▶ _Task prompt_
Output each line from the one that contains "Transcribe this image's" to the final line of the data below, exactly, and include nothing else.

▶ _Records provided_

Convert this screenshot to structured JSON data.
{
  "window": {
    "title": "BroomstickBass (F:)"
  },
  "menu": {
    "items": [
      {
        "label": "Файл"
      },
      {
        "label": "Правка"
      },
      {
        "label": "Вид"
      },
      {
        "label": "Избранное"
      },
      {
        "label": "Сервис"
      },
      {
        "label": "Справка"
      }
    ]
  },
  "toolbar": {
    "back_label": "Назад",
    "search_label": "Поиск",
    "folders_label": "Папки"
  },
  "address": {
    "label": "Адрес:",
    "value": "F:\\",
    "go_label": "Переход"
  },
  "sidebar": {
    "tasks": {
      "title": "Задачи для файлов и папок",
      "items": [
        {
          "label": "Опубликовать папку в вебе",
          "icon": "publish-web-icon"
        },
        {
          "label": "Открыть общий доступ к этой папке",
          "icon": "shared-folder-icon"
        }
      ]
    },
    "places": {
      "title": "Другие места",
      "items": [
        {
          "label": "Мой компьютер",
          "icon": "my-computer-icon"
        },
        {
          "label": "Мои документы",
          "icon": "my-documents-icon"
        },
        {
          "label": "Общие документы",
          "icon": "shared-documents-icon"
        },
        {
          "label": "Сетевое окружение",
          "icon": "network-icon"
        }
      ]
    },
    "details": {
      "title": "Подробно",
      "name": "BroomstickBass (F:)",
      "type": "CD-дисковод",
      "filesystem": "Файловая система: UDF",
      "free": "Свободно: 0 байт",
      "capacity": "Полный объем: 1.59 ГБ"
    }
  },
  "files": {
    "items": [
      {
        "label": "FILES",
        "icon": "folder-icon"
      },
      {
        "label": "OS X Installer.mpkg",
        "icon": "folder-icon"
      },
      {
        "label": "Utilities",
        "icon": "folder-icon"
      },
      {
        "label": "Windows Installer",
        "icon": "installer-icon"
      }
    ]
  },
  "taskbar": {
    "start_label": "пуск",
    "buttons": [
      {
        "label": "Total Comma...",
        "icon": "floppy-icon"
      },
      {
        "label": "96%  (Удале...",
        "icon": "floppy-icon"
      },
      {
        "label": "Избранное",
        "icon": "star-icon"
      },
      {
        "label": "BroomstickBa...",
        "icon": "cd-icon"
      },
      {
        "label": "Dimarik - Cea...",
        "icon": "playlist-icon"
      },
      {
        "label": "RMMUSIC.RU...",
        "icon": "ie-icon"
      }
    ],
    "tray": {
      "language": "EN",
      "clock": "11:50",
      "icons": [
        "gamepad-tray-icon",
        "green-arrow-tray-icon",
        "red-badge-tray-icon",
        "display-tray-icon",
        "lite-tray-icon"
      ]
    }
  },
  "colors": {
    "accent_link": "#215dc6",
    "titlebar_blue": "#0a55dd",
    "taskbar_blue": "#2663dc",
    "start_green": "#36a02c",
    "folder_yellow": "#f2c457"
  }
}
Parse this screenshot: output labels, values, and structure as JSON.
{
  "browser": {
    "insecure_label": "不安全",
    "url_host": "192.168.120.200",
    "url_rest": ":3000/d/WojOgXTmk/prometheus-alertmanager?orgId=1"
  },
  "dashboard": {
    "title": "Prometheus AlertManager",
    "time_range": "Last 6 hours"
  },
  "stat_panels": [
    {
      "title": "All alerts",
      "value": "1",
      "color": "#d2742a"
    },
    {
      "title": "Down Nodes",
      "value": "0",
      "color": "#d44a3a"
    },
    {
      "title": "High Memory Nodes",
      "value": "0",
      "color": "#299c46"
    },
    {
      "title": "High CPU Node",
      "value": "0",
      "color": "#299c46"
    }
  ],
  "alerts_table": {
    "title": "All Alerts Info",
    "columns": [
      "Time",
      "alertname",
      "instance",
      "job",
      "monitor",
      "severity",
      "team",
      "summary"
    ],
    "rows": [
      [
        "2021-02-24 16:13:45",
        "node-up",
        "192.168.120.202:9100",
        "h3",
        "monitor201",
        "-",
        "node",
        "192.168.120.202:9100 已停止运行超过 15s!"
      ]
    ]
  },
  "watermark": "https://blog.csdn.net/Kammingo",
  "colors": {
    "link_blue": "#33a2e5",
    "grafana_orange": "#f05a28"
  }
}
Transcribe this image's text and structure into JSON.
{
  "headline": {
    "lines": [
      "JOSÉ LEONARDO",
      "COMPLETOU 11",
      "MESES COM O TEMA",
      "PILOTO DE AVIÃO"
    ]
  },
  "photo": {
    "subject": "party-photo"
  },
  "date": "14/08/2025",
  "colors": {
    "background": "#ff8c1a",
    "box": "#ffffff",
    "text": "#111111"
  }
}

▶ _Answer space_
Transcribe this image's text and structure into JSON.
{
  "headline": {
    "lines": [
      "JOSÉ LEONARDO",
      "COMPLETOU 11",
      "MESES COM O TEMA",
      "PILOTO DE AVIÃO"
    ]
  },
  "photo": {
    "subject": "party-photo"
  },
  "date": "14/08/2025",
  "colors": {
    "background": "#ff8c1a",
    "box": "#ffffff",
    "text": "#111111"
  }
}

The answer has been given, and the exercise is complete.